A few years ago a client placed in my hands certain money to loan to a friend of his. In accordance with instructions I took back a bond and mortgage in my name. Apparently my client did not want his name to appear in the transaction. I have been collecting the interest and principal and forwarding it to my client.
Now I find that my client has substantial judgment against him. He has been living out of the state and only rejoins his wife on Sundays when he cannot be served with process of our state courts. I know of my own knowledge that process servers have been trying to serve him with papers to examine him in regard to his assets.
As an attorney and officer of the court holding an asset of a judgment debtor what should I do. Am I obliged to report this asset to the judgment creditor. If I do not, I am liable to be served with a third party order. At this point I do not wish to be involved in his affairs.

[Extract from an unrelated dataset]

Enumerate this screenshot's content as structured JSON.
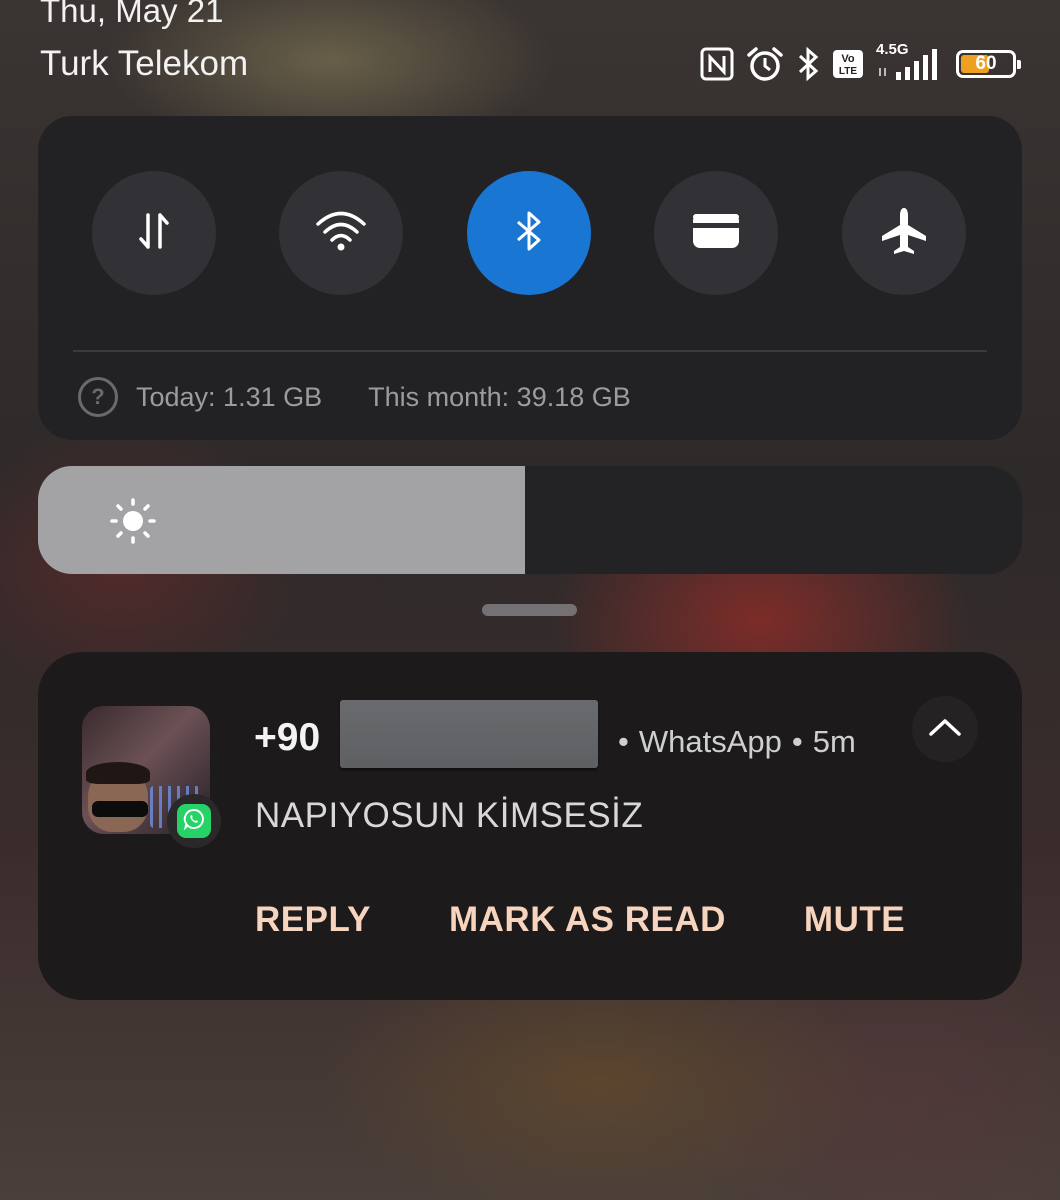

Whether or not an attorney-client relationship is involved in the acts described, a member of the Bar performed them. This fact alone is sufficient to impose a higher ethical standard upon him than it would upon others. He is now aware that the result achieved from the acts which he performed may defraud creditors of his principal. He cannot stand idly by without making himself a party to the deception. He must assign to his principal immediately the bond and mortgage which he took in his own name and make certain that such assignment is duly recorded. If the principal accepts the assignment, the lawyer need go no further. If his principal refuses to accept the assignment and record the same, the lawyer must report to the judgment creditor the assets which he holds on behalf of his principal (of Canon 41 of the Canons of Professional Ethics).
Dated: February 18, 1959.